-- Roman Payne, Rooftop Soliloquy
-- Toni Morrison, The Bluest Eye
-- E.B. White, Charlotte's Web
-- Deb Caletti, Honey, Baby, Sweetheart
-- John Mayer
I didn't know whether to laugh or wince when I read a recent post by blogger/photographer Ruth Daly, titled "You might have a problem with photography if . . ." The post listed twenty signs that photography is taking over your life. I had to admit, quite a few items on the list applied to me.
- If you go fishing a couple of times a year when you go away to the coast, then this is an interest.
- If you go fishing a couple of times a month and maybe read a magazine or two, this is a hobby.
- If you go fishing as often as you can, read magazines and books, maybe be a part of a club and plan things around fishing, then this is a passion.
By that standard, writing is clearly a passion for me. There have been times when I've tried to do less of it, to make room for other things in my life, but writing feels so essential to my being, I have to keep coming back to it. A glance at the magazines stashed beneath my coffee table reveals that fully half of them are about writing; I belong to a writers' group; I blow my vacation budget traveling to writers' conferences; and I plan my days around my writing time. Yep, it's a passion.
Now, when I find myself getting immersed in an activity, I try not to let it interfere with the rest of my life. Which brings me back to Ruth Daly's post on photography. After reading it, I asked myself, Do I have a "problem" with photography?
from the heart of the woods
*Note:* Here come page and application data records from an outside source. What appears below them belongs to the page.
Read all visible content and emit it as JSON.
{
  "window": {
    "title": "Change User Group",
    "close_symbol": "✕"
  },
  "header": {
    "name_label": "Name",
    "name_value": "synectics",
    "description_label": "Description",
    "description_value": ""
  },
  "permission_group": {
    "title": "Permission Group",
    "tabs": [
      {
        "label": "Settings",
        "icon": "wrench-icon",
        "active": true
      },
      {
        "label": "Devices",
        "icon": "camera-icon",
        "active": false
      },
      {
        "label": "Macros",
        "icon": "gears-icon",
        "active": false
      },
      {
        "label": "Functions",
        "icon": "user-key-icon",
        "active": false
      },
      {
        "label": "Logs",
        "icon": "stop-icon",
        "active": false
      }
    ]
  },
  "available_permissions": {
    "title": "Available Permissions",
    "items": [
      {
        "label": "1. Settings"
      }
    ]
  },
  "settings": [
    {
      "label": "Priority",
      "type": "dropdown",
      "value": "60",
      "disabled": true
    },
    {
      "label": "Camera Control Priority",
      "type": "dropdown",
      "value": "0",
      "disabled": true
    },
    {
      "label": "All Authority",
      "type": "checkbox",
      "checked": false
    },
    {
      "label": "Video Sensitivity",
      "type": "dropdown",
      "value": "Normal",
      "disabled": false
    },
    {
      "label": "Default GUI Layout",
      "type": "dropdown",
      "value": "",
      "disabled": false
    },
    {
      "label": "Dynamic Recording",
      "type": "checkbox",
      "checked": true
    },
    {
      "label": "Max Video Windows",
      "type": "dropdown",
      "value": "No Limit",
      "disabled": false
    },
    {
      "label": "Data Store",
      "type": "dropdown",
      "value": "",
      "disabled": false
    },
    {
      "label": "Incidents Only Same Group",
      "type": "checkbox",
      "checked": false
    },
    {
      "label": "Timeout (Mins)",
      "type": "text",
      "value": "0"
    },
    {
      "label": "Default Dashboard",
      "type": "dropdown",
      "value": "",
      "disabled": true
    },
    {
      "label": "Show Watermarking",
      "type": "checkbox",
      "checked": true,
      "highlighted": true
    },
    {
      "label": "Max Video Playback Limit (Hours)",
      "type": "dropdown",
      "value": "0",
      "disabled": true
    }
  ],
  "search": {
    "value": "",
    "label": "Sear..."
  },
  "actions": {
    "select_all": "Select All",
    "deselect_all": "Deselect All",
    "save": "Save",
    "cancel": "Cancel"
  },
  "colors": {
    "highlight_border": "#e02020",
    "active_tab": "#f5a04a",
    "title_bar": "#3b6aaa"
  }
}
Nan Sanders Pokerwinski, a former journalist, writes memoir and personal essays, makes collages and likes to play outside. She lives in West Michigan with her husband, Ray.
Last Wednesday Wisdom